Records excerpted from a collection

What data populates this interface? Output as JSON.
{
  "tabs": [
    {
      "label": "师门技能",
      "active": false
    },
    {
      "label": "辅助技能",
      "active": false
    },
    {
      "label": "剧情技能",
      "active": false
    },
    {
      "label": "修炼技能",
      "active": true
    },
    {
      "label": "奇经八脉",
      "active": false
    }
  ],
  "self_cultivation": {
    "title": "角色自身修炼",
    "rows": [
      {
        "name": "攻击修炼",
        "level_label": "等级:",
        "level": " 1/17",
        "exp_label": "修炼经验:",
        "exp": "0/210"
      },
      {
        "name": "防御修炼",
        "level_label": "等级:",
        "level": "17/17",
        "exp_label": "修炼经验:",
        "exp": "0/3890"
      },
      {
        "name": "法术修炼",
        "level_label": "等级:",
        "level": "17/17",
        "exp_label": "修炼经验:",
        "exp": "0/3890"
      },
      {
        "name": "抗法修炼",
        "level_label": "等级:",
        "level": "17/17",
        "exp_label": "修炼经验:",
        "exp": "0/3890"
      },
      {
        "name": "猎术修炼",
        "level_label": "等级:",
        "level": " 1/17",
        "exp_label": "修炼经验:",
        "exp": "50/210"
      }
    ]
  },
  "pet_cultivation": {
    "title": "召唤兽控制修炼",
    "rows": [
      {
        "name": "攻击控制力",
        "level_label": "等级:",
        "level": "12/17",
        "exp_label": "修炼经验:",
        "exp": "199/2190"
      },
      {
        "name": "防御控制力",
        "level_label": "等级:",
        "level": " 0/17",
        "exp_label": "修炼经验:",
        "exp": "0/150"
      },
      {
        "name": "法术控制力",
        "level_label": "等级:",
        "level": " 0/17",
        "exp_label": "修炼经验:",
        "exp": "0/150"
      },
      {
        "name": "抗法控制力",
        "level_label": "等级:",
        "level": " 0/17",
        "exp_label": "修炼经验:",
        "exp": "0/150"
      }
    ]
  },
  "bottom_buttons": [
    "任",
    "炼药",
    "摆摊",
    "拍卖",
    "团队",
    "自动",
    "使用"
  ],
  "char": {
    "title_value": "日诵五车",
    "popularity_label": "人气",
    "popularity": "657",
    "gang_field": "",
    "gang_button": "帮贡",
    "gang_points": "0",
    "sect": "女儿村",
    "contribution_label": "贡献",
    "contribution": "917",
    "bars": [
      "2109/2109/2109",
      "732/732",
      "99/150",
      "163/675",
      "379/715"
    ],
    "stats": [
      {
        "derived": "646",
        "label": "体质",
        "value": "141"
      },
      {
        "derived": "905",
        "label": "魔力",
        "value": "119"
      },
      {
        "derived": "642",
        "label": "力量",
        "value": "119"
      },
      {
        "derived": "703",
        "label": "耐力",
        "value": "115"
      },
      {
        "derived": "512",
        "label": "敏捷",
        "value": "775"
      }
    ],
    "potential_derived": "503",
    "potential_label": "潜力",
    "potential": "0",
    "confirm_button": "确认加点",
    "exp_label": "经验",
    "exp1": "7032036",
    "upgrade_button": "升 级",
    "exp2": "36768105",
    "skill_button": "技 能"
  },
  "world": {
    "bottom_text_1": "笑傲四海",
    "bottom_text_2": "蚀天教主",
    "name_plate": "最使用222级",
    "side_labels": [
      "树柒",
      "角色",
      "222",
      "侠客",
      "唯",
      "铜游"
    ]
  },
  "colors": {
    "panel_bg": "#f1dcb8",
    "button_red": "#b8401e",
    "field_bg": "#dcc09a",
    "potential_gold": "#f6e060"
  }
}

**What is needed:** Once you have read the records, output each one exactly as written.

**Exercise result:**
What data populates this interface? Output as JSON.
{
  "tabs": [
    {
      "label": "师门技能",
      "active": false
    },
    {
      "label": "辅助技能",
      "active": false
    },
    {
      "label": "剧情技能",
      "active": false
    },
    {
      "label": "修炼技能",
      "active": true
    },
    {
      "label": "奇经八脉",
      "active": false
    }
  ],
  "self_cultivation": {
    "title": "角色自身修炼",
    "rows": [
      {
        "name": "攻击修炼",
        "level_label": "等级:",
        "level": " 1/17",
        "exp_label": "修炼经验:",
        "exp": "0/210"
      },
      {
        "name": "防御修炼",
        "level_label": "等级:",
        "level": "17/17",
        "exp_label": "修炼经验:",
        "exp": "0/3890"
      },
      {
        "name": "法术修炼",
        "level_label": "等级:",
        "level": "17/17",
        "exp_label": "修炼经验:",
        "exp": "0/3890"
      },
      {
        "name": "抗法修炼",
        "level_label": "等级:",
        "level": "17/17",
        "exp_label": "修炼经验:",
        "exp": "0/3890"
      },
      {
        "name": "猎术修炼",
        "level_label": "等级:",
        "level": " 1/17",
        "exp_label": "修炼经验:",
        "exp": "50/210"
      }
    ]
  },
  "pet_cultivation": {
    "title": "召唤兽控制修炼",
    "rows": [
      {
        "name": "攻击控制力",
        "level_label": "等级:",
        "level": "12/17",
        "exp_label": "修炼经验:",
        "exp": "199/2190"
      },
      {
        "name": "防御控制力",
        "level_label": "等级:",
        "level": " 0/17",
        "exp_label": "修炼经验:",
        "exp": "0/150"
      },
      {
        "name": "法术控制力",
        "level_label": "等级:",
        "level": " 0/17",
        "exp_label": "修炼经验:",
        "exp": "0/150"
      },
      {
        "name": "抗法控制力",
        "level_label": "等级:",
        "level": " 0/17",
        "exp_label": "修炼经验:",
        "exp": "0/150"
      }
    ]
  },
  "bottom_buttons": [
    "任",
    "炼药",
    "摆摊",
    "拍卖",
    "团队",
    "自动",
    "使用"
  ],
  "char": {
    "title_value": "日诵五车",
    "popularity_label": "人气",
    "popularity": "657",
    "gang_field": "",
    "gang_button": "帮贡",
    "gang_points": "0",
    "sect": "女儿村",
    "contribution_label": "贡献",
    "contribution": "917",
    "bars": [
      "2109/2109/2109",
      "732/732",
      "99/150",
      "163/675",
      "379/715"
    ],
    "stats": [
      {
        "derived": "646",
        "label": "体质",
        "value": "141"
      },
      {
        "derived": "905",
        "label": "魔力",
        "value": "119"
      },
      {
        "derived": "642",
        "label": "力量",
        "value": "119"
      },
      {
        "derived": "703",
        "label": "耐力",
        "value": "115"
      },
      {
        "derived": "512",
        "label": "敏捷",
        "value": "775"
      }
    ],
    "potential_derived": "503",
    "potential_label": "潜力",
    "potential": "0",
    "confirm_button": "确认加点",
    "exp_label": "经验",
    "exp1": "7032036",
    "upgrade_button": "升 级",
    "exp2": "36768105",
    "skill_button": "技 能"
  },
  "world": {
    "bottom_text_1": "笑傲四海",
    "bottom_text_2": "蚀天教主",
    "name_plate": "最使用222级",
    "side_labels": [
      "树柒",
      "角色",
      "222",
      "侠客",
      "唯",
      "铜游"
    ]
  },
  "colors": {
    "panel_bg": "#f1dcb8",
    "button_red": "#b8401e",
    "field_bg": "#dcc09a",
    "potential_gold": "#f6e060"
  }
}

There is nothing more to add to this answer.